That also means established routes (click here to see Detroit Greenways' maps
), leading from the suburbs to downtown, especially the popular Woodward Avenue and Jefferson Avenue route, and a Michigan Avenue route that will have some riders biking as far as Northville.
These routes have been a regular feature of the ride since its inception here a decade ago. But Scott tells us they aren’t as big a part of the Detroit day as they used to be. In fact, the Grand River and Gratiot avenue rides may be canceled for lack of participants. But that news isn’t necessarily bad, as Scott says the action is shifting elsewhere.
“In the beginning,” he says, “it was more long-distance suburbanite routes bringing people downtown. But now we’re seeing more people bike to work within the city, doing their own thing.
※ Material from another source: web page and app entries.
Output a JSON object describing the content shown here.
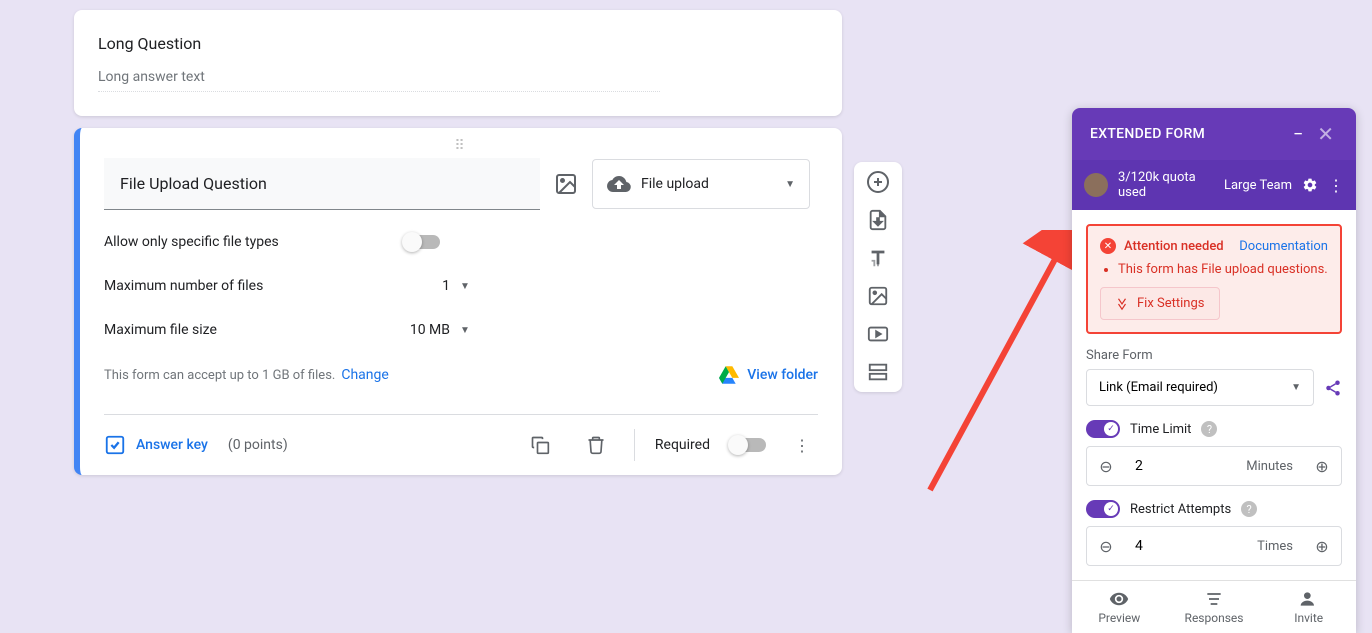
{
  "longQuestion": {
    "title": "Long Question",
    "placeholder": "Long answer text"
  },
  "fileQuestion": {
    "title": "File Upload Question",
    "typeLabel": "File upload",
    "allowTypes": {
      "label": "Allow only specific file types",
      "on": false
    },
    "maxFiles": {
      "label": "Maximum number of files",
      "value": "1"
    },
    "maxSize": {
      "label": "Maximum file size",
      "value": "10 MB"
    },
    "limitText": "This form can accept up to 1 GB of files.",
    "changeLabel": "Change",
    "viewFolder": "View folder",
    "answerKey": "Answer key",
    "points": "(0 points)",
    "requiredLabel": "Required"
  },
  "panel": {
    "title": "EXTENDED FORM",
    "quota": "3/120k quota used",
    "team": "Large Team",
    "alert": {
      "title": "Attention needed",
      "docLink": "Documentation",
      "items": [
        "This form has File upload questions."
      ],
      "fixLabel": "Fix Settings"
    },
    "shareLabel": "Share Form",
    "shareValue": "Link (Email required)",
    "timeLimit": {
      "label": "Time Limit",
      "value": "2",
      "unit": "Minutes"
    },
    "restrict": {
      "label": "Restrict Attempts",
      "value": "4",
      "unit": "Times"
    },
    "tabs": {
      "preview": "Preview",
      "responses": "Responses",
      "invite": "Invite"
    }
  }
}
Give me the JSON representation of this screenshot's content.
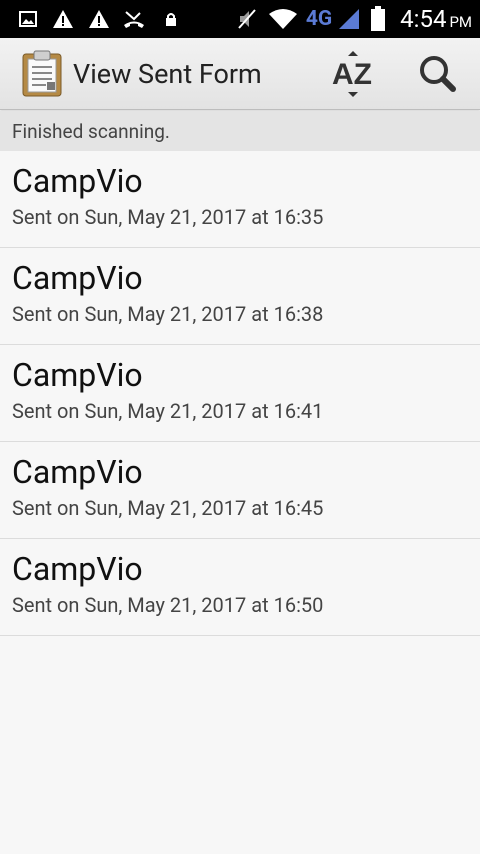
{
  "status_bar": {
    "time": "4:54",
    "ampm": "PM",
    "network": "4G",
    "icons": [
      "image-icon",
      "warning-icon",
      "warning-icon",
      "missed-call-icon",
      "lock-icon",
      "mute-icon",
      "wifi-icon",
      "signal-icon",
      "battery-icon"
    ]
  },
  "action_bar": {
    "title": "View Sent Form",
    "sort_label": "AZ"
  },
  "scan_status": "Finished scanning.",
  "forms": [
    {
      "name": "CampVio",
      "sent": "Sent on Sun, May 21, 2017 at 16:35"
    },
    {
      "name": "CampVio",
      "sent": "Sent on Sun, May 21, 2017 at 16:38"
    },
    {
      "name": "CampVio",
      "sent": "Sent on Sun, May 21, 2017 at 16:41"
    },
    {
      "name": "CampVio",
      "sent": "Sent on Sun, May 21, 2017 at 16:45"
    },
    {
      "name": "CampVio",
      "sent": "Sent on Sun, May 21, 2017 at 16:50"
    }
  ],
  "colors": {
    "network_accent": "#5b7bd5",
    "text_primary": "#111111"
  }
}
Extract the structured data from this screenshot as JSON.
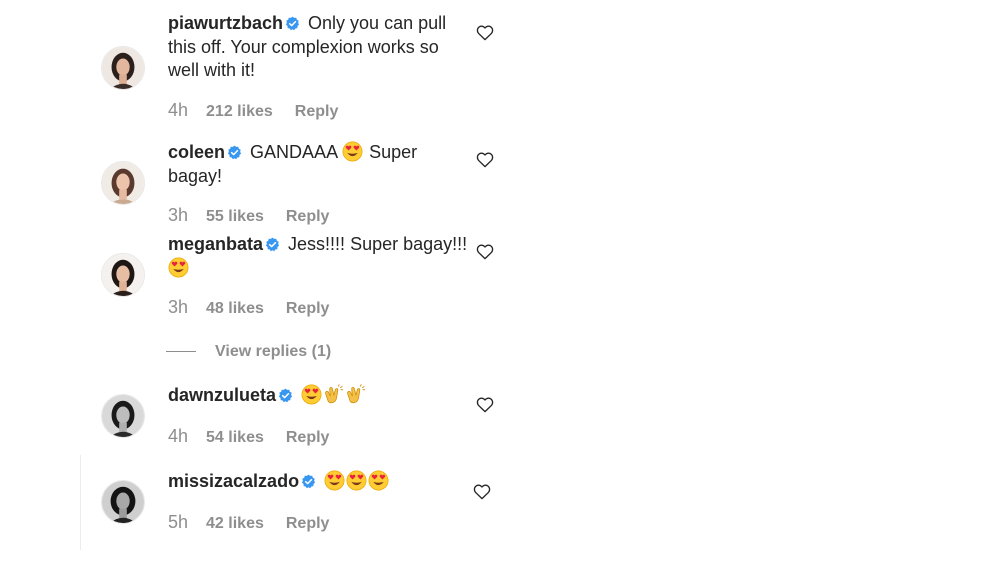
{
  "comments": [
    {
      "username": "piawurtzbach",
      "text_1": "Only you can pull this off. Your complexion works so well with it!",
      "time": "4h",
      "likes": "212 likes",
      "reply": "Reply"
    },
    {
      "username": "coleen",
      "text_1": "GANDAAA",
      "emoji_1": "heart-eyes",
      "text_2": "Super bagay!",
      "time": "3h",
      "likes": "55 likes",
      "reply": "Reply"
    },
    {
      "username": "meganbata",
      "text_1": "Jess!!!! Super bagay!!!",
      "emoji_1": "heart-eyes",
      "time": "3h",
      "likes": "48 likes",
      "reply": "Reply"
    },
    {
      "username": "dawnzulueta",
      "emojis": [
        "heart-eyes",
        "clapping-hands",
        "clapping-hands"
      ],
      "time": "4h",
      "likes": "54 likes",
      "reply": "Reply"
    },
    {
      "username": "missizacalzado",
      "emojis": [
        "heart-eyes",
        "heart-eyes",
        "heart-eyes"
      ],
      "time": "5h",
      "likes": "42 likes",
      "reply": "Reply"
    }
  ],
  "view_replies": "View replies (1)",
  "colors": {
    "verified": "#3897f0",
    "text": "#262626",
    "muted": "#8e8e8e"
  }
}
I think that’s a big positive change.”
Obviously, for those who already live within city limits, it’s less of a challenge to get motorists to give up their chariots for a day. And for those within and around Detroit, Detroit has a lot of advantages over other cities, at least when it comes to cycling.
“We have a really good grid system of roads, without a lot of cul de sacs,” Scott tells us. “And compared to other cities, Detroit extremely flat.”
Cyclists who pre-register get a chance to pick up some goodies at three “pit stops” that will be open from 7 to 9 Friday morning: in front of the Spirit of Detroit at the Coleman A. Young Municipal Building, in front of Old Main on the campus of Wayne State University, and at New Center Park. Special perks include an athletic wear T-shirt and a Whole Foods tote bag, but there will be plenty of snack bars, coffee coupons, and more for all participants.
What’s more, the good people at Fitness Works
adjacent New Center Park have agreed to open their doors to cyclists who bring a photo ID and their own lock.
But perhaps most interesting of all is a demonstration model that will be at the City Hall location for Detroit’s new MoGo bike rental system
, which debuts May 23. Scott tells us everyone who participates in Bike to Work Day will get a free 24-hour MoGo pass.
Anything else we forgot? Todd Scott reminds us all, “The most important thing is to make sure bike is in working order.” If you haven’t ridden your bike in a while, take it to a bike shop and make sure it’s ready to go.